This is MORNING EDITION from NPR News. Good morning, I'm David Greene.
RENEE MONTAGNE, HOST:
And I'm Renee Montagne. This morning we have news about our own network, word that TALK OF THE NATION, the daily call-in show broadcast by NPR for the last 21 years, will go off the air this summer. TALK OF THE NATION will be replaced by an expanded version of the news magazine HERE AND NOW. That's currently produced by member station WBUR in Boston, which will continue to produce it in partnership with NPR.
Frank Langella, who earned an Oscar nomination for his portrayal of Richard Nixon in Frost/Nixon, stars in the film Robot & Frank, about an aging ex-burglar. He says he was drawn to the unsentimental role.
Credit Samuel Goldwyn Films and Stage 6 Films
In Robot & Frank, a robot cares for an aging ex-burglar who has dementia. Frank Langella, who plays the burglar, says his character "becomes fond of the robot only because it is a tool for his wicked, wicked ways."
"When we start losing our tolerance for vulnerability, uncertainty, for risk — we move away from the things we need and crave the most like joy and love and belonging, trust, empathy, creativity." — Brené Brown
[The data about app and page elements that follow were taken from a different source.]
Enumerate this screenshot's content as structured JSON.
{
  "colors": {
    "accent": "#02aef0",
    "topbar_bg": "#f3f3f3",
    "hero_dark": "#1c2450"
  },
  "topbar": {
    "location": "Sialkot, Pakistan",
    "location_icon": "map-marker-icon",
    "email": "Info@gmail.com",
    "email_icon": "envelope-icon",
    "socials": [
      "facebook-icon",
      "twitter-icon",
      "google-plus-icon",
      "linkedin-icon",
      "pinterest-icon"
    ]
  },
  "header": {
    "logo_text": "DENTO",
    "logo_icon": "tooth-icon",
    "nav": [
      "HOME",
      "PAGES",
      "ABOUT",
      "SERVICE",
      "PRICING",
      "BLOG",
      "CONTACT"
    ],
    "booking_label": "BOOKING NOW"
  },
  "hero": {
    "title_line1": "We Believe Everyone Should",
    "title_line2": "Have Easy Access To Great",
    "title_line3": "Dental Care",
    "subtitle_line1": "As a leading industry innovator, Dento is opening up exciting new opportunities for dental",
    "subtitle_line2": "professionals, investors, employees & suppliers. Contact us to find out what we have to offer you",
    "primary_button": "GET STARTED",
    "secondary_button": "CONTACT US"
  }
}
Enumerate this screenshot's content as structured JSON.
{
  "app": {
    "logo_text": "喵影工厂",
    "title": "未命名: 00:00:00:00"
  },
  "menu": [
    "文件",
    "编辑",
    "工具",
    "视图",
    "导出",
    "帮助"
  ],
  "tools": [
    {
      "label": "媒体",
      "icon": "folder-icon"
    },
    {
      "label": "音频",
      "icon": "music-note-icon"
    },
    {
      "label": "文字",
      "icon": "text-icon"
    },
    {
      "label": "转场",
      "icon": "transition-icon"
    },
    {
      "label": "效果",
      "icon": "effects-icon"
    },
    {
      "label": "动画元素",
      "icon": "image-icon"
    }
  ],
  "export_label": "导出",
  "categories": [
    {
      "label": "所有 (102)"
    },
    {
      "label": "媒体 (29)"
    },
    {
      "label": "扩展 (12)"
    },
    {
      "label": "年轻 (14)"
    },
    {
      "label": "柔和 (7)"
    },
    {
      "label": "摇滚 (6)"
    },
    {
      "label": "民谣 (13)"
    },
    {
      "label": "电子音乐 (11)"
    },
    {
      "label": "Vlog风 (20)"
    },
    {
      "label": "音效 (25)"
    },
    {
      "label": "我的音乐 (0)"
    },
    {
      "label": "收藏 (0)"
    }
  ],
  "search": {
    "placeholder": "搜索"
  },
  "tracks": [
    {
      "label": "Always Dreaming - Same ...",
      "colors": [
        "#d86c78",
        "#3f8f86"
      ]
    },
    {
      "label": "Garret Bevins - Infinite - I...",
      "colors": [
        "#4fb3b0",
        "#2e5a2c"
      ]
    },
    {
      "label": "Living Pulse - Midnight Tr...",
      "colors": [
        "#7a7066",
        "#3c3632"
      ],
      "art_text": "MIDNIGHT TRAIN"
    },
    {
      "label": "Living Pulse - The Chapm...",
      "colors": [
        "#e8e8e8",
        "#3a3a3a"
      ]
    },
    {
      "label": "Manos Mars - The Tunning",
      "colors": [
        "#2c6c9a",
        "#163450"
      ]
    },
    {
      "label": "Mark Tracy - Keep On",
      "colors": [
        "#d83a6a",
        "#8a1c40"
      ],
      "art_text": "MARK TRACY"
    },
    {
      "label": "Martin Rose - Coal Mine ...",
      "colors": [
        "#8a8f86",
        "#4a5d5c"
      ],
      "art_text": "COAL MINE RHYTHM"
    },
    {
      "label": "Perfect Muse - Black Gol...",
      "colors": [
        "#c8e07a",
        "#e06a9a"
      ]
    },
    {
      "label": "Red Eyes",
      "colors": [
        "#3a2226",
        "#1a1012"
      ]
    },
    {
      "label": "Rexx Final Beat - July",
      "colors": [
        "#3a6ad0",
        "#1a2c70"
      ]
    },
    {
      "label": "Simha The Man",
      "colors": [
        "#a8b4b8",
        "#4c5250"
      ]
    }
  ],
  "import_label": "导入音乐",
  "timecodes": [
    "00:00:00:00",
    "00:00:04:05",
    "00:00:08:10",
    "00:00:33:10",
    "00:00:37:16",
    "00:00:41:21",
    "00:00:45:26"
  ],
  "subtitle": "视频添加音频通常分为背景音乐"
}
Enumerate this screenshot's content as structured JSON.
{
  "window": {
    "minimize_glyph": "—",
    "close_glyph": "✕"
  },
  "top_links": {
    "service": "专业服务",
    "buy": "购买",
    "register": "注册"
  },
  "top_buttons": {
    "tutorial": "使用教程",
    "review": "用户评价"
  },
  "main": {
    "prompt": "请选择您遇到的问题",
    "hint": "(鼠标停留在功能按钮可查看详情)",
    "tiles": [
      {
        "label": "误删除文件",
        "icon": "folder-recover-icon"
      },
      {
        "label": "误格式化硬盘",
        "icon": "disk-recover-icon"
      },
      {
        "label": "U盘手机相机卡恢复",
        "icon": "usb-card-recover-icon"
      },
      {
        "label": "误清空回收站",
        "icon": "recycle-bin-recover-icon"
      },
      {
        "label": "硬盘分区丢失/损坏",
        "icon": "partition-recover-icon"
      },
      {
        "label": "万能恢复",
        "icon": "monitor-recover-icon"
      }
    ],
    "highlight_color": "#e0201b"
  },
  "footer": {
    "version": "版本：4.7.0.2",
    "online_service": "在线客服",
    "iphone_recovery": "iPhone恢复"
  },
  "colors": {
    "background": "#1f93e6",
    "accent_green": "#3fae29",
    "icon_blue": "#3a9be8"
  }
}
We try so hard to be perfect, to never make mistakes and to avoid failure at all costs. But mistakes happen — and when they do — how do we deal with being wrong? In this episode, TED speakers look at those difficult moments in our lives, and consider why sometimes we need to make mistakes and face them head-on.
Every doctor makes mistakes. But, says physician Brian Goldman, medicine's culture of denial keeps doctors from talking about and learning from those mistakes. Goldman calls on doctors to start talking about being wrong.
Originally published on Fri March 29, 2013 2:08 pm
Russia is urging the U.S. and North Korea to end an escalating cycle of dangerous provocations after Pyongyang put its missile forces on high alert and American stealth bombers flew practice bomb runs over the Korean Peninsula.
Foreign Minister Sergei Lavrov, speaking Friday in Moscow, said the tit-for-tat moves were becoming a "vicious cycle" that could "simply get out of control," Reuters reports.
Higher gasoline prices, though, were much of the reason for the rise. According to the bureau, if spending is adjusted for inflation the increase was a more modest 0.3 percent — the same as in January. And higher energy costs were behind most of the inflationary pressures last month.